In an off-grid situation, this will not ever get a deep-cycle (or lead crystal) battery fully charged.

Also, I don't think it has the ability to protect the car's battery either.

Honestly, throw that away too, and replace it with something like an HCdP Power Panel.

Leon, to answer your question, every piece of wire has losses. If you take the power right from the source, you lose just a little bit less...
But taking it from the main battery probably doesn't lose much.

If the second battery is connected directly to either the main battery or the alternator, then it will have the ability to drain the main battery.
There should be some type of charger or charge controller before the second battery. A solenoid-based system can do this, but in terms of keeping a second battery well charged, it is just a bout the worst possible option. It will work fairly well if the second battery is a crank battery, but if it's a deep-cycle or lead-crystal, it will fail dismally.

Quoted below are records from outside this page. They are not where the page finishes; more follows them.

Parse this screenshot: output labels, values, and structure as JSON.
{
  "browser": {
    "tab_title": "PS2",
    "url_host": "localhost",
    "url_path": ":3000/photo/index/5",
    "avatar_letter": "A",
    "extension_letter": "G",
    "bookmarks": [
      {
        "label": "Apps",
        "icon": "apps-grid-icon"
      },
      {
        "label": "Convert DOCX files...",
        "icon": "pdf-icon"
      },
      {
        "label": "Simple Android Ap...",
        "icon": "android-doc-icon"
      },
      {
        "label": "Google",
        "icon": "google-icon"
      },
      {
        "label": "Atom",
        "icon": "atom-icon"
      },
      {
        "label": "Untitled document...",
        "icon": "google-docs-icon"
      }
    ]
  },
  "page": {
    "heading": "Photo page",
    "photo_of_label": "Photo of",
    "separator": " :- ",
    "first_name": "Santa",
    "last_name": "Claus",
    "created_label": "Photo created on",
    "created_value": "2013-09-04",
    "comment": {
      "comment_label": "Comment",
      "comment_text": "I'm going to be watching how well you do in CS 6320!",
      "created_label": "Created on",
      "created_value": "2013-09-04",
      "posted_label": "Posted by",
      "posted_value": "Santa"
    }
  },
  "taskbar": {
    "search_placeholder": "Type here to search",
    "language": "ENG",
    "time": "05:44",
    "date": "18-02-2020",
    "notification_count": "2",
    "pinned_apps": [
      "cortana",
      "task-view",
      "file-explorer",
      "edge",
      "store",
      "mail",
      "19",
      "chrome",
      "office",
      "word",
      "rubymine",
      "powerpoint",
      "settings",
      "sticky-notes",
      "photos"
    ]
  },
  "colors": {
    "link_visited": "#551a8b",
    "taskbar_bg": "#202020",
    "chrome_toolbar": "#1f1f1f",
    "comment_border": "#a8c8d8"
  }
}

Re: Xplorer / GRX offgrid setup

Posted: 16 Mar 2019 14:35
by biggles
Hello IR_Eddie (we chatted on 4x4community)

I have the same system as IR_Eddie (Patrol with dual on board and an Explorer)

The Hercules 200 in my van. It charges the battery on board while driving... not very well but the alternator is not going to run 2 fridges and charge 3 batteries very effectively. The alternator just keeps everything going.

I have 180W panels on a MPPT solar controller that I plug into the caravan Brad Harrison plug at the towbar and is more than effective charging the caravan battery. Most days I will switch the panels around 2pm to charge the batteries in the patrol.

So nothing wrong with the Hercules 200. It will also charge the batteries when plugged into the mains... it has a trickle function as i will leave the caravan plugged in for extended periods and the battery stays charged.

As for a panel for when driving... I am considering plastering a flexible panel to the caravan roof. particularly when touring you may not be spending a lot of time driving or camping and then you run low on battery power. It will keep the battery topped up when spending the day doing something away from a camp.